- _Work item_
Copy every record exactly, with nothing left out.

- _Task data_
◆ ◆ ◆
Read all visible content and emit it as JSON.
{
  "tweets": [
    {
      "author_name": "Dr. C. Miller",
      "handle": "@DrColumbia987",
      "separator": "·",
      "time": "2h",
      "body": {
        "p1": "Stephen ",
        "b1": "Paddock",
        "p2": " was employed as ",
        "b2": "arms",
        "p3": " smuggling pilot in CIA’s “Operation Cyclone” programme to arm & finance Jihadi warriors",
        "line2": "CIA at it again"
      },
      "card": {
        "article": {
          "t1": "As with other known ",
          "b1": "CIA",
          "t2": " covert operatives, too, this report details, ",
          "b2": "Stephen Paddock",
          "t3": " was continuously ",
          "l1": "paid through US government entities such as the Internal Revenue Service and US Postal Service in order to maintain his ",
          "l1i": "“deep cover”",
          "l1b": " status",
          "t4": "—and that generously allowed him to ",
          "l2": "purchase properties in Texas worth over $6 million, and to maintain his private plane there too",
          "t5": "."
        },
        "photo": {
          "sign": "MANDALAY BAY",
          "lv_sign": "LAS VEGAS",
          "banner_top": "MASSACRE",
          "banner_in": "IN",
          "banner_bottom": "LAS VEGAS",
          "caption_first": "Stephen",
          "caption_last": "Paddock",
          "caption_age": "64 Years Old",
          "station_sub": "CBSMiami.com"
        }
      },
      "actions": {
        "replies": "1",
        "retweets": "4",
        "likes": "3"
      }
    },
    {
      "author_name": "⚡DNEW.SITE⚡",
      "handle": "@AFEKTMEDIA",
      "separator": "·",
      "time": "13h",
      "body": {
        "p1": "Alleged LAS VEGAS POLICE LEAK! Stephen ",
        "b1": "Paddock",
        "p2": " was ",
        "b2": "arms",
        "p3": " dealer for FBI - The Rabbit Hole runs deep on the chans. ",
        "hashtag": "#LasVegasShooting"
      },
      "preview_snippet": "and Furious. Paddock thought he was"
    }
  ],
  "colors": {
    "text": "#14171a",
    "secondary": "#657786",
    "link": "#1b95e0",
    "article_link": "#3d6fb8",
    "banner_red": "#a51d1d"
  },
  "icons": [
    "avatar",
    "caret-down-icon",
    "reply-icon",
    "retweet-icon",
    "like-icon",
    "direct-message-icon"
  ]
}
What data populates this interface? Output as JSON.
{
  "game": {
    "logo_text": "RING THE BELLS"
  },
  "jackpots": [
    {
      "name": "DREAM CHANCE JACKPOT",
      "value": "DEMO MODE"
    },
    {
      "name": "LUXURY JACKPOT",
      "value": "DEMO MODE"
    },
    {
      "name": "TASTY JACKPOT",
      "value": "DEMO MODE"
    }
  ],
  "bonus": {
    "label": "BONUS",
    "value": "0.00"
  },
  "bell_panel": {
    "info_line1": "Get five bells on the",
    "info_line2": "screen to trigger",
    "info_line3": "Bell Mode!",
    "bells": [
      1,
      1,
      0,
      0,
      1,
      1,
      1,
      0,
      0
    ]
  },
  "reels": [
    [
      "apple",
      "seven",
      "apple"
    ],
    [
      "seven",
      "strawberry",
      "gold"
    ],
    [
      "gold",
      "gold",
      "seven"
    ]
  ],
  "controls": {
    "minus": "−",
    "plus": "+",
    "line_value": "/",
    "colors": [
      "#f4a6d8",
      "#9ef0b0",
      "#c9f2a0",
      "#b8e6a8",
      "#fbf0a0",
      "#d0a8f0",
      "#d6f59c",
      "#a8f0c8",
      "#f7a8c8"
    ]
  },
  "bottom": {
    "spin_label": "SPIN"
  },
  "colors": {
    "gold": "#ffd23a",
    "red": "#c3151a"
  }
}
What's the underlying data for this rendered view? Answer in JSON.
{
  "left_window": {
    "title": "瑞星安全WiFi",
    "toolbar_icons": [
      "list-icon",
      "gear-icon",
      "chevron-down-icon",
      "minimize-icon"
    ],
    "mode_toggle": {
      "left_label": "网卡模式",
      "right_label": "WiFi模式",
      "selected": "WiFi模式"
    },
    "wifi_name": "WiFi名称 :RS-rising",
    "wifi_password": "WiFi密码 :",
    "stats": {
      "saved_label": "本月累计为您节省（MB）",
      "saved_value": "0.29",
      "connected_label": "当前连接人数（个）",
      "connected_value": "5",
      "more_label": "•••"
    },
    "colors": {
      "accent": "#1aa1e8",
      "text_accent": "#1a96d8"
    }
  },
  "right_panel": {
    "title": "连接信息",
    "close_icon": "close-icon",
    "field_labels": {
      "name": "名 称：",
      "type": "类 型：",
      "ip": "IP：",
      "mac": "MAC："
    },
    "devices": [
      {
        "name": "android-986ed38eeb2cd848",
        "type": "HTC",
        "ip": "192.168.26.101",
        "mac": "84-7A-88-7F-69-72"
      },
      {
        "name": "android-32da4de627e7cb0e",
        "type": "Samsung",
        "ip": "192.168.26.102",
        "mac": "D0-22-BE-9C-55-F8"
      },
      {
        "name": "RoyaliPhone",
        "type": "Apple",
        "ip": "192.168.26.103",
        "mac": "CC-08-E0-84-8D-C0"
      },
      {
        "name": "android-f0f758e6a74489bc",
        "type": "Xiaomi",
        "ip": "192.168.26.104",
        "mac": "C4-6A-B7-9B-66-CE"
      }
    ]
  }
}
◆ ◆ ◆
- _Solution for this problem_
Read all visible content and emit it as JSON.
{
  "tweets": [
    {
      "author_name": "Dr. C. Miller",
      "handle": "@DrColumbia987",
      "separator": "·",
      "time": "2h",
      "body": {
        "p1": "Stephen ",
        "b1": "Paddock",
        "p2": " was employed as ",
        "b2": "arms",
        "p3": " smuggling pilot in CIA’s “Operation Cyclone” programme to arm & finance Jihadi warriors",
        "line2": "CIA at it again"
      },
      "card": {
        "article": {
          "t1": "As with other known ",
          "b1": "CIA",
          "t2": " covert operatives, too, this report details, ",
          "b2": "Stephen Paddock",
          "t3": " was continuously ",
          "l1": "paid through US government entities such as the Internal Revenue Service and US Postal Service in order to maintain his ",
          "l1i": "“deep cover”",
          "l1b": " status",
          "t4": "—and that generously allowed him to ",
          "l2": "purchase properties in Texas worth over $6 million, and to maintain his private plane there too",
          "t5": "."
        },
        "photo": {
          "sign": "MANDALAY BAY",
          "lv_sign": "LAS VEGAS",
          "banner_top": "MASSACRE",
          "banner_in": "IN",
          "banner_bottom": "LAS VEGAS",
          "caption_first": "Stephen",
          "caption_last": "Paddock",
          "caption_age": "64 Years Old",
          "station_sub": "CBSMiami.com"
        }
      },
      "actions": {
        "replies": "1",
        "retweets": "4",
        "likes": "3"
      }
    },
    {
      "author_name": "⚡DNEW.SITE⚡",
      "handle": "@AFEKTMEDIA",
      "separator": "·",
      "time": "13h",
      "body": {
        "p1": "Alleged LAS VEGAS POLICE LEAK! Stephen ",
        "b1": "Paddock",
        "p2": " was ",
        "b2": "arms",
        "p3": " dealer for FBI - The Rabbit Hole runs deep on the chans. ",
        "hashtag": "#LasVegasShooting"
      },
      "preview_snippet": "and Furious. Paddock thought he was"
    }
  ],
  "colors": {
    "text": "#14171a",
    "secondary": "#657786",
    "link": "#1b95e0",
    "article_link": "#3d6fb8",
    "banner_red": "#a51d1d"
  },
  "icons": [
    "avatar",
    "caret-down-icon",
    "reply-icon",
    "retweet-icon",
    "like-icon",
    "direct-message-icon"
  ]
}
What data populates this interface? Output as JSON.
{
  "game": {
    "logo_text": "RING THE BELLS"
  },
  "jackpots": [
    {
      "name": "DREAM CHANCE JACKPOT",
      "value": "DEMO MODE"
    },
    {
      "name": "LUXURY JACKPOT",
      "value": "DEMO MODE"
    },
    {
      "name": "TASTY JACKPOT",
      "value": "DEMO MODE"
    }
  ],
  "bonus": {
    "label": "BONUS",
    "value": "0.00"
  },
  "bell_panel": {
    "info_line1": "Get five bells on the",
    "info_line2": "screen to trigger",
    "info_line3": "Bell Mode!",
    "bells": [
      1,
      1,
      0,
      0,
      1,
      1,
      1,
      0,
      0
    ]
  },
  "reels": [
    [
      "apple",
      "seven",
      "apple"
    ],
    [
      "seven",
      "strawberry",
      "gold"
    ],
    [
      "gold",
      "gold",
      "seven"
    ]
  ],
  "controls": {
    "minus": "−",
    "plus": "+",
    "line_value": "/",
    "colors": [
      "#f4a6d8",
      "#9ef0b0",
      "#c9f2a0",
      "#b8e6a8",
      "#fbf0a0",
      "#d0a8f0",
      "#d6f59c",
      "#a8f0c8",
      "#f7a8c8"
    ]
  },
  "bottom": {
    "spin_label": "SPIN"
  },
  "colors": {
    "gold": "#ffd23a",
    "red": "#c3151a"
  }
}
What's the underlying data for this rendered view? Answer in JSON.
{
  "left_window": {
    "title": "瑞星安全WiFi",
    "toolbar_icons": [
      "list-icon",
      "gear-icon",
      "chevron-down-icon",
      "minimize-icon"
    ],
    "mode_toggle": {
      "left_label": "网卡模式",
      "right_label": "WiFi模式",
      "selected": "WiFi模式"
    },
    "wifi_name": "WiFi名称 :RS-rising",
    "wifi_password": "WiFi密码 :",
    "stats": {
      "saved_label": "本月累计为您节省（MB）",
      "saved_value": "0.29",
      "connected_label": "当前连接人数（个）",
      "connected_value": "5",
      "more_label": "•••"
    },
    "colors": {
      "accent": "#1aa1e8",
      "text_accent": "#1a96d8"
    }
  },
  "right_panel": {
    "title": "连接信息",
    "close_icon": "close-icon",
    "field_labels": {
      "name": "名 称：",
      "type": "类 型：",
      "ip": "IP：",
      "mac": "MAC："
    },
    "devices": [
      {
        "name": "android-986ed38eeb2cd848",
        "type": "HTC",
        "ip": "192.168.26.101",
        "mac": "84-7A-88-7F-69-72"
      },
      {
        "name": "android-32da4de627e7cb0e",
        "type": "Samsung",
        "ip": "192.168.26.102",
        "mac": "D0-22-BE-9C-55-F8"
      },
      {
        "name": "RoyaliPhone",
        "type": "Apple",
        "ip": "192.168.26.103",
        "mac": "CC-08-E0-84-8D-C0"
      },
      {
        "name": "android-f0f758e6a74489bc",
        "type": "Xiaomi",
        "ip": "192.168.26.104",
        "mac": "C4-6A-B7-9B-66-CE"
      }
    ]
  }
}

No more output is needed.